  • The differential cover is massively strong for a reason. Since it houses the shift fork, it needs to be rigid enough to prevent deflection and also strong enough so encounters with rocks won’t dent or distort it, sending the shift fork into the shift collar.

  • Here you can see the max-strength four-spider gear design. When the locker is engaged, the shift collar slides over the side gear and prevents the spider gears from turning. It’s the same traction as welding up your differential with the benefit of everyday driveability.

  • Barazza removed the stock differential, as well as the bearings, seals, and races. You can see here how the housing must be modified to provide clearance for the shift fork. Barazza stuffed some rags in the axletubes to keep out metal shavings and hit it with a cutoff wheel.

  • The ring gear can’t be installed with the carrier assembled. After the new Superior 4.56 ring gear is torqued down, the locking side gear and springs are installed.

  • 5Next, the locking ring is installed with the flat side facing up. The carrier cap can then be installed with the supplied Grade 8 hardware. Use high-strength Loctite and tighten the bolts to 12 lb-ft in a crisscross pattern.

  • With all new races and bearings included in the Superior installation kit, Barazza installed the pinion and carrier assembly and adjusted the pinion depth, bearing preload, and backlash. If you don’t have the experience, it’s best to leave this step to a professional.

  • With the locker installed, the differential cover and shifter cable must be set up. Begin by threading the cable rod through the cover and into the shift fork. The end should protrude slightly, as shown.

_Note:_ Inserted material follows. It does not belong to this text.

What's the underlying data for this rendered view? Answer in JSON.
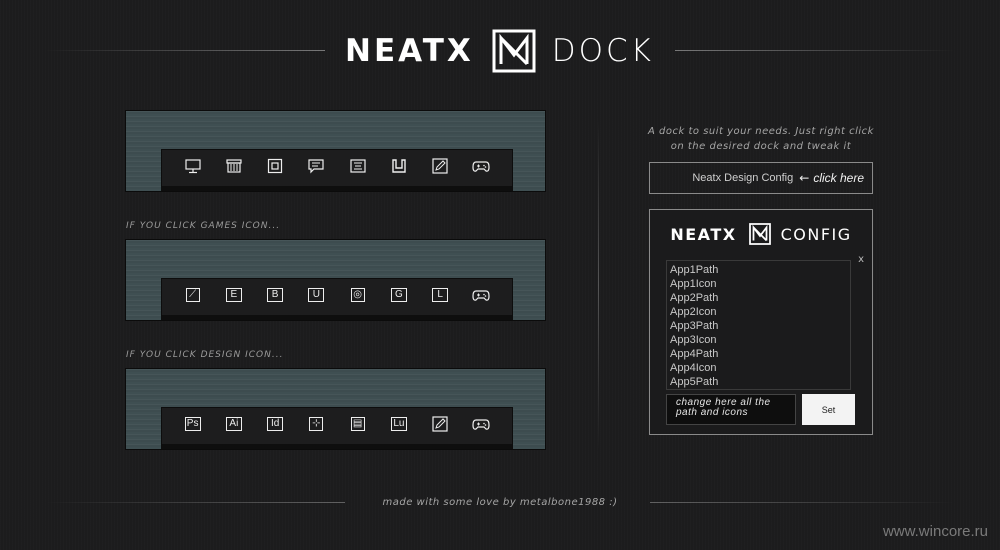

  • Next, route the cable close to where you want the shifter installed and bring it through the floor or firewall. Before installing the diff cover or mounting the shifter with the supplied template, you need to adjust the cable so the shift fork in the cover travels fully from lock to unlock. It’s a little tricky, but the instructions are very detailed.

  • With the shifter connected and in the unlocked position, install the cover, making sure the shift fork indexes the locking collar. Torque the bolts down and fill the diff with 90W.

That’s right, it’s a whole new animal—no pun intended. Ox Trax has developed a cable-operated locker that’s simple, well designed, and looks bombproof. Our sister magazine JpThe new Ox Locker works as an open differential until the shifter is thrown. This engages the cable-operated shift fork that’s housed in the differential cover and slides a collar over one of the side gears. The collar locks the side gear, preventing it from turning, thus making a spool out of the differential. The whole concept is easy, solid, and simple. It goes without saying that in harsh 4x4 environments where anything can go wrong, simple is good.

The Ox Locker is currently available for Dana 30 applications. The Dana 44 Ox Locker will be available by the time you read this, with ones for the Dana 35 and Dana 60 coming sometime in the near future. As soon as we can get our hands on a production Ox Locker we’ll run it through the wringer and let you know how it does under the harshest of test conditions. Until then, follow Drivetrain Direct’s Martin Barazza as he installs the Ox Locker in a Dana 44 rear housing along with a set of Superior Gear 4.56 cogs and install kit.


Drivetrain Direct
Corona, CA 92880
Superior Axle